Cyanotypes, which are actually photographs, are yet another way to create designs on fabric. A cyanotype “is a photographic printing process that produces a cyan-blue print. Engineers used the process well into the 20th century as a simple and low-cost process to produce copies of drawings, referred to as blueprints. The process uses two chemicals: ferric ammonium citrate and potassium ferricyanide.”
You can coat fabric with those chemicals yourself or you can buy fabric already coated. After that, the process is the same. You choose materials you want to photograph and lay them on the treated fabric.
Then, you cover them with glass or some other clear object to hold the materials in place and expose the fabric to the sun for 10 to 15 minutes.
After you bring the fabric inside you remove the materials and rinse the fabric in water. Then you admire your results.
I had bought a packet of assorted color pretreated cyanotype fabric squares with a gift certificate from Dharma Trading, and was waiting for sunshine and warm weather. When those events aligned I set up my work area on the roof of my screen porch. Why the roof? Because I can access it through a door from my bedroom. I suppose the people we bought our house from had visions of night star gazing, but it’s three stories up from the driveway and the railing isn’t very high. Also, wasps love to build nests on the railing. So I was happy to find a use for that roof.
I was pleased with my results, and have found many breathtaking examples of this technique online. How about this delicate piece by Linda Sterner?

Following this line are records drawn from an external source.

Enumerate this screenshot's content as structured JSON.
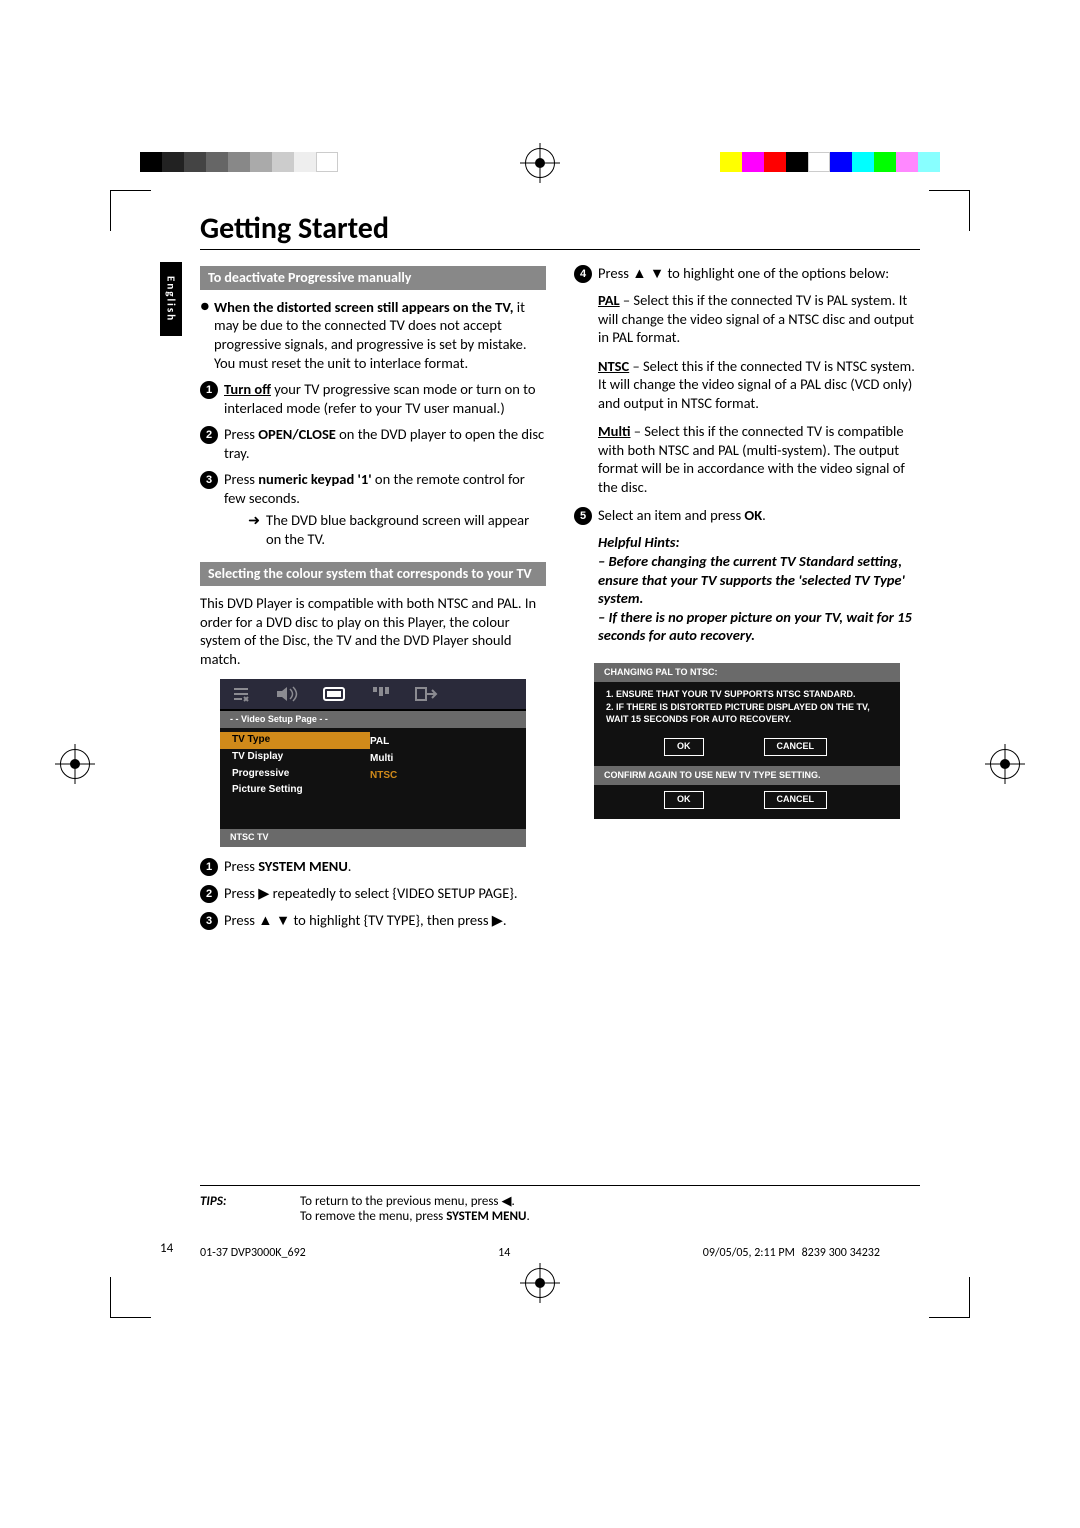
{
  "title": "Getting Started",
  "language_tab": "English",
  "left": {
    "section1_title": "To deactivate Progressive manually",
    "bullet_intro_bold": "When the distorted screen still appears on the TV,",
    "bullet_intro_rest": " it may be due to the connected TV does not accept progressive signals, and progressive is set by mistake.  You must reset the unit to interlace format.",
    "step1_lead": "Turn off",
    "step1_rest": " your TV progressive scan mode or turn on to interlaced mode (refer to your TV user manual.)",
    "step2_a": "Press ",
    "step2_b": "OPEN/CLOSE",
    "step2_c": " on the DVD player to open the disc tray.",
    "step3_a": "Press ",
    "step3_b": "numeric keypad '1'",
    "step3_c": " on the remote control for few seconds.",
    "step3_sub": "The DVD blue background screen will appear on the TV.",
    "section2_title": "Selecting the colour system that corresponds to your TV",
    "section2_intro": "This DVD Player is compatible with both NTSC and PAL. In order for a DVD disc to play on this Player, the colour system of the Disc, the TV and the DVD Player should match.",
    "osd": {
      "pagebar": "- -   Video Setup Page   - -",
      "rows": [
        {
          "k": "TV Type",
          "v": "PAL",
          "sel": true
        },
        {
          "k": "TV Display",
          "v": ""
        },
        {
          "k": "Progressive",
          "v": ""
        },
        {
          "k": "Picture Setting",
          "v": ""
        }
      ],
      "opts": [
        "PAL",
        "Multi",
        "NTSC"
      ],
      "opt_sel_index": 2,
      "footer": "NTSC TV"
    },
    "s2_step1_a": "Press ",
    "s2_step1_b": "SYSTEM MENU",
    "s2_step1_c": ".",
    "s2_step2": "Press ▶ repeatedly to select {VIDEO SETUP PAGE}.",
    "s2_step3": "Press ▲ ▼ to highlight {TV TYPE}, then press ▶."
  },
  "right": {
    "step4": "Press ▲ ▼ to highlight one of the options below:",
    "pal_label": "PAL",
    "pal_text": " – Select this if the connected TV is PAL system. It will change the video signal of a NTSC disc and output in PAL format.",
    "ntsc_label": "NTSC",
    "ntsc_text": " – Select this if the connected TV is NTSC system.  It will change the video signal of a PAL disc (VCD only) and output in NTSC format.",
    "multi_label": "Multi",
    "multi_text": " – Select this if the connected TV is compatible with both NTSC and PAL (multi-system).  The output format will be in accordance with the video signal of the disc.",
    "step5_a": "Select an item and press ",
    "step5_b": "OK",
    "step5_c": ".",
    "hints_label": "Helpful Hints:",
    "hints_1": "–   Before changing the current TV Standard setting, ensure that your TV supports the 'selected TV Type' system.",
    "hints_2": "–   If there is no proper picture on your TV, wait for 15 seconds for auto recovery.",
    "dialog": {
      "hdr1": "CHANGING PAL TO NTSC:",
      "body1_1": "1. ENSURE THAT YOUR TV SUPPORTS NTSC STANDARD.",
      "body1_2": "2. IF THERE IS DISTORTED PICTURE DISPLAYED ON THE TV, WAIT 15 SECONDS FOR AUTO RECOVERY.",
      "ok": "OK",
      "cancel": "CANCEL",
      "hdr2": "CONFIRM AGAIN TO USE NEW TV TYPE SETTING."
    }
  },
  "tips": {
    "label": "TIPS:",
    "line1": "To return to the previous menu, press ◀.",
    "line2_a": "To remove the menu, press ",
    "line2_b": "SYSTEM MENU",
    "line2_c": "."
  },
  "page_number": "14",
  "footer_left": "01-37 DVP3000K_692",
  "footer_mid": "14",
  "footer_right": "09/05/05, 2:11 PM",
  "part_number": "8239 300 34232"
}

I have no idea what I’ll make with my crocheted pieces, but I still have eight more treated fabric squares to play with.